§ Exercise instructions
From top to bottom, restate the entries below word for word.

§ Input for this task
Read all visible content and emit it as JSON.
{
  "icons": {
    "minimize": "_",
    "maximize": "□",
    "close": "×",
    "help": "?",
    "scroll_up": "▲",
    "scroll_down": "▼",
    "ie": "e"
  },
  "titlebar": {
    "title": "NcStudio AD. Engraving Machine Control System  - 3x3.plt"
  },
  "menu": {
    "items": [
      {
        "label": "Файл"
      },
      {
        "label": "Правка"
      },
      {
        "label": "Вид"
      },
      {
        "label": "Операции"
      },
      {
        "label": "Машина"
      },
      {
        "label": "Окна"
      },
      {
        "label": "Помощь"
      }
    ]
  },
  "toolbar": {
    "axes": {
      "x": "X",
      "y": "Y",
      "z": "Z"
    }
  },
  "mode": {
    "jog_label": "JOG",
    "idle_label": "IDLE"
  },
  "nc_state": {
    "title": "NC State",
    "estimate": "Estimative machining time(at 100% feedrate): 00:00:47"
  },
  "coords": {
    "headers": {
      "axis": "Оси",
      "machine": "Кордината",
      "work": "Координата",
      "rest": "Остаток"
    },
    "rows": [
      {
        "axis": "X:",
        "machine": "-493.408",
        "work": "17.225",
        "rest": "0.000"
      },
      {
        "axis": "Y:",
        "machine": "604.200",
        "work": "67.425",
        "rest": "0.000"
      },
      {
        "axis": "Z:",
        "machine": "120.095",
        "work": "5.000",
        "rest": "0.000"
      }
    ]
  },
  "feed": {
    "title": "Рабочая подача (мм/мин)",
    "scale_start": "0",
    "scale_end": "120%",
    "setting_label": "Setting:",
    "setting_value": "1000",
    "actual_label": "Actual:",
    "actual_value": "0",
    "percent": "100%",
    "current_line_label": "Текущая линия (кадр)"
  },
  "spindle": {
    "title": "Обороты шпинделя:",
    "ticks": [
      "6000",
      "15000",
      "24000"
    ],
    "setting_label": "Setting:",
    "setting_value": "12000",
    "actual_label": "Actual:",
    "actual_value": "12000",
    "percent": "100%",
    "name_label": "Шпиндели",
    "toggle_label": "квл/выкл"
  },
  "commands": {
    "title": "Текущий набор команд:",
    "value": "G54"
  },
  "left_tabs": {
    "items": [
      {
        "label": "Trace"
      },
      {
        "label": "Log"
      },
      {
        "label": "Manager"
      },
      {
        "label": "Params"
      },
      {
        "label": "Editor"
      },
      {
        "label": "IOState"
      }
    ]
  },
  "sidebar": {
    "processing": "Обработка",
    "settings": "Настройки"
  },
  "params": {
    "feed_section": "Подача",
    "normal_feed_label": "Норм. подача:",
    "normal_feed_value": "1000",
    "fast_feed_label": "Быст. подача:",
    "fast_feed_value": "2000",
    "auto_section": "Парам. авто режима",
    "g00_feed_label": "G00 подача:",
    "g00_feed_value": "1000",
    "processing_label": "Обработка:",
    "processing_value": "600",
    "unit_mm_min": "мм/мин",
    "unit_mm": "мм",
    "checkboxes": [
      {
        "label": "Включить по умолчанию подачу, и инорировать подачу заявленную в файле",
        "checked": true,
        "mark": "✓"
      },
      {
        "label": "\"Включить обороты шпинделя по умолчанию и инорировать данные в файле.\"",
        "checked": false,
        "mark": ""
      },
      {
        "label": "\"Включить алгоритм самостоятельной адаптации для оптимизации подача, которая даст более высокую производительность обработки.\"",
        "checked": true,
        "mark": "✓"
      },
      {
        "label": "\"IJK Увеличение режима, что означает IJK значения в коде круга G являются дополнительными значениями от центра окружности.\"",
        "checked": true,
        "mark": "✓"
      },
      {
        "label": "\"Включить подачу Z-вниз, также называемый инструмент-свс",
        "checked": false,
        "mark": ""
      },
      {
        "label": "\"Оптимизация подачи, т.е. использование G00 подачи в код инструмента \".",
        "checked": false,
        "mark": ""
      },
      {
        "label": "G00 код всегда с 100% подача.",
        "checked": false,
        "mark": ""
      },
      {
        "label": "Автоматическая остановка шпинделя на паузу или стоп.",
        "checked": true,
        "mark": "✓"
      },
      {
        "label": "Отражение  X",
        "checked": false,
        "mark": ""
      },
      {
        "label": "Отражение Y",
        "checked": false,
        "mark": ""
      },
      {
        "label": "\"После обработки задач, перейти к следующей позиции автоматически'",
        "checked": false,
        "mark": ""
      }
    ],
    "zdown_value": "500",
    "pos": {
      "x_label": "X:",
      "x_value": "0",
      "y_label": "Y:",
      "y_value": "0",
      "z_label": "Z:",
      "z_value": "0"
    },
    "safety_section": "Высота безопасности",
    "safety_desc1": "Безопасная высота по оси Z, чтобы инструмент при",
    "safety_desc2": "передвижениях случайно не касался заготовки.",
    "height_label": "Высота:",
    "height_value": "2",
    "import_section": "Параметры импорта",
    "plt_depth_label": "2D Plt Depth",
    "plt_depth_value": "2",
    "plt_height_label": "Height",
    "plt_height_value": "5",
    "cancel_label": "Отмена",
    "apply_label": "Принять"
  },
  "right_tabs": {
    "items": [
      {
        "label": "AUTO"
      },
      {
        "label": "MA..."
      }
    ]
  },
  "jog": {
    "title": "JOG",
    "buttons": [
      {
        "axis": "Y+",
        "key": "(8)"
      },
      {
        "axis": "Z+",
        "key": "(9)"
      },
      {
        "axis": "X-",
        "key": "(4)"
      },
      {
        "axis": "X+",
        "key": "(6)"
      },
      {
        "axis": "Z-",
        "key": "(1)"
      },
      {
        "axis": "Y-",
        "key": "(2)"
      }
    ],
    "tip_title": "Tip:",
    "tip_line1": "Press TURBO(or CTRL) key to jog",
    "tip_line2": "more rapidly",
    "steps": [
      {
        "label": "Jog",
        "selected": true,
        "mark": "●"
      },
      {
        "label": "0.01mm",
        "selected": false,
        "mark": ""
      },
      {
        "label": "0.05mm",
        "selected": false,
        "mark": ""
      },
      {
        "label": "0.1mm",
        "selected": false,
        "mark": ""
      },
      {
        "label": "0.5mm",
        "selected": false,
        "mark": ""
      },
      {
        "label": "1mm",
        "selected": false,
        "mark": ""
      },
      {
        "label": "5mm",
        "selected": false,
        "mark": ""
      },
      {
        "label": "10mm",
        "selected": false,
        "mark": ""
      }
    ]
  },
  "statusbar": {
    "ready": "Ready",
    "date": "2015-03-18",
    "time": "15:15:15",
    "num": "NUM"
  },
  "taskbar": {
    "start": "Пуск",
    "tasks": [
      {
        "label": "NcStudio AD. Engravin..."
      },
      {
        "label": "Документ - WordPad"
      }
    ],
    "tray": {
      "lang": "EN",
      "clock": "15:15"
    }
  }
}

§ Final answer
Read all visible content and emit it as JSON.
{
  "icons": {
    "minimize": "_",
    "maximize": "□",
    "close": "×",
    "help": "?",
    "scroll_up": "▲",
    "scroll_down": "▼",
    "ie": "e"
  },
  "titlebar": {
    "title": "NcStudio AD. Engraving Machine Control System  - 3x3.plt"
  },
  "menu": {
    "items": [
      {
        "label": "Файл"
      },
      {
        "label": "Правка"
      },
      {
        "label": "Вид"
      },
      {
        "label": "Операции"
      },
      {
        "label": "Машина"
      },
      {
        "label": "Окна"
      },
      {
        "label": "Помощь"
      }
    ]
  },
  "toolbar": {
    "axes": {
      "x": "X",
      "y": "Y",
      "z": "Z"
    }
  },
  "mode": {
    "jog_label": "JOG",
    "idle_label": "IDLE"
  },
  "nc_state": {
    "title": "NC State",
    "estimate": "Estimative machining time(at 100% feedrate): 00:00:47"
  },
  "coords": {
    "headers": {
      "axis": "Оси",
      "machine": "Кордината",
      "work": "Координата",
      "rest": "Остаток"
    },
    "rows": [
      {
        "axis": "X:",
        "machine": "-493.408",
        "work": "17.225",
        "rest": "0.000"
      },
      {
        "axis": "Y:",
        "machine": "604.200",
        "work": "67.425",
        "rest": "0.000"
      },
      {
        "axis": "Z:",
        "machine": "120.095",
        "work": "5.000",
        "rest": "0.000"
      }
    ]
  },
  "feed": {
    "title": "Рабочая подача (мм/мин)",
    "scale_start": "0",
    "scale_end": "120%",
    "setting_label": "Setting:",
    "setting_value": "1000",
    "actual_label": "Actual:",
    "actual_value": "0",
    "percent": "100%",
    "current_line_label": "Текущая линия (кадр)"
  },
  "spindle": {
    "title": "Обороты шпинделя:",
    "ticks": [
      "6000",
      "15000",
      "24000"
    ],
    "setting_label": "Setting:",
    "setting_value": "12000",
    "actual_label": "Actual:",
    "actual_value": "12000",
    "percent": "100%",
    "name_label": "Шпиндели",
    "toggle_label": "квл/выкл"
  },
  "commands": {
    "title": "Текущий набор команд:",
    "value": "G54"
  },
  "left_tabs": {
    "items": [
      {
        "label": "Trace"
      },
      {
        "label": "Log"
      },
      {
        "label": "Manager"
      },
      {
        "label": "Params"
      },
      {
        "label": "Editor"
      },
      {
        "label": "IOState"
      }
    ]
  },
  "sidebar": {
    "processing": "Обработка",
    "settings": "Настройки"
  },
  "params": {
    "feed_section": "Подача",
    "normal_feed_label": "Норм. подача:",
    "normal_feed_value": "1000",
    "fast_feed_label": "Быст. подача:",
    "fast_feed_value": "2000",
    "auto_section": "Парам. авто режима",
    "g00_feed_label": "G00 подача:",
    "g00_feed_value": "1000",
    "processing_label": "Обработка:",
    "processing_value": "600",
    "unit_mm_min": "мм/мин",
    "unit_mm": "мм",
    "checkboxes": [
      {
        "label": "Включить по умолчанию подачу, и инорировать подачу заявленную в файле",
        "checked": true,
        "mark": "✓"
      },
      {
        "label": "\"Включить обороты шпинделя по умолчанию и инорировать данные в файле.\"",
        "checked": false,
        "mark": ""
      },
      {
        "label": "\"Включить алгоритм самостоятельной адаптации для оптимизации подача, которая даст более высокую производительность обработки.\"",
        "checked": true,
        "mark": "✓"
      },
      {
        "label": "\"IJK Увеличение режима, что означает IJK значения в коде круга G являются дополнительными значениями от центра окружности.\"",
        "checked": true,
        "mark": "✓"
      },
      {
        "label": "\"Включить подачу Z-вниз, также называемый инструмент-свс",
        "checked": false,
        "mark": ""
      },
      {
        "label": "\"Оптимизация подачи, т.е. использование G00 подачи в код инструмента \".",
        "checked": false,
        "mark": ""
      },
      {
        "label": "G00 код всегда с 100% подача.",
        "checked": false,
        "mark": ""
      },
      {
        "label": "Автоматическая остановка шпинделя на паузу или стоп.",
        "checked": true,
        "mark": "✓"
      },
      {
        "label": "Отражение  X",
        "checked": false,
        "mark": ""
      },
      {
        "label": "Отражение Y",
        "checked": false,
        "mark": ""
      },
      {
        "label": "\"После обработки задач, перейти к следующей позиции автоматически'",
        "checked": false,
        "mark": ""
      }
    ],
    "zdown_value": "500",
    "pos": {
      "x_label": "X:",
      "x_value": "0",
      "y_label": "Y:",
      "y_value": "0",
      "z_label": "Z:",
      "z_value": "0"
    },
    "safety_section": "Высота безопасности",
    "safety_desc1": "Безопасная высота по оси Z, чтобы инструмент при",
    "safety_desc2": "передвижениях случайно не касался заготовки.",
    "height_label": "Высота:",
    "height_value": "2",
    "import_section": "Параметры импорта",
    "plt_depth_label": "2D Plt Depth",
    "plt_depth_value": "2",
    "plt_height_label": "Height",
    "plt_height_value": "5",
    "cancel_label": "Отмена",
    "apply_label": "Принять"
  },
  "right_tabs": {
    "items": [
      {
        "label": "AUTO"
      },
      {
        "label": "MA..."
      }
    ]
  },
  "jog": {
    "title": "JOG",
    "buttons": [
      {
        "axis": "Y+",
        "key": "(8)"
      },
      {
        "axis": "Z+",
        "key": "(9)"
      },
      {
        "axis": "X-",
        "key": "(4)"
      },
      {
        "axis": "X+",
        "key": "(6)"
      },
      {
        "axis": "Z-",
        "key": "(1)"
      },
      {
        "axis": "Y-",
        "key": "(2)"
      }
    ],
    "tip_title": "Tip:",
    "tip_line1": "Press TURBO(or CTRL) key to jog",
    "tip_line2": "more rapidly",
    "steps": [
      {
        "label": "Jog",
        "selected": true,
        "mark": "●"
      },
      {
        "label": "0.01mm",
        "selected": false,
        "mark": ""
      },
      {
        "label": "0.05mm",
        "selected": false,
        "mark": ""
      },
      {
        "label": "0.1mm",
        "selected": false,
        "mark": ""
      },
      {
        "label": "0.5mm",
        "selected": false,
        "mark": ""
      },
      {
        "label": "1mm",
        "selected": false,
        "mark": ""
      },
      {
        "label": "5mm",
        "selected": false,
        "mark": ""
      },
      {
        "label": "10mm",
        "selected": false,
        "mark": ""
      }
    ]
  },
  "statusbar": {
    "ready": "Ready",
    "date": "2015-03-18",
    "time": "15:15:15",
    "num": "NUM"
  },
  "taskbar": {
    "start": "Пуск",
    "tasks": [
      {
        "label": "NcStudio AD. Engravin..."
      },
      {
        "label": "Документ - WordPad"
      }
    ],
    "tray": {
      "lang": "EN",
      "clock": "15:15"
    }
  }
}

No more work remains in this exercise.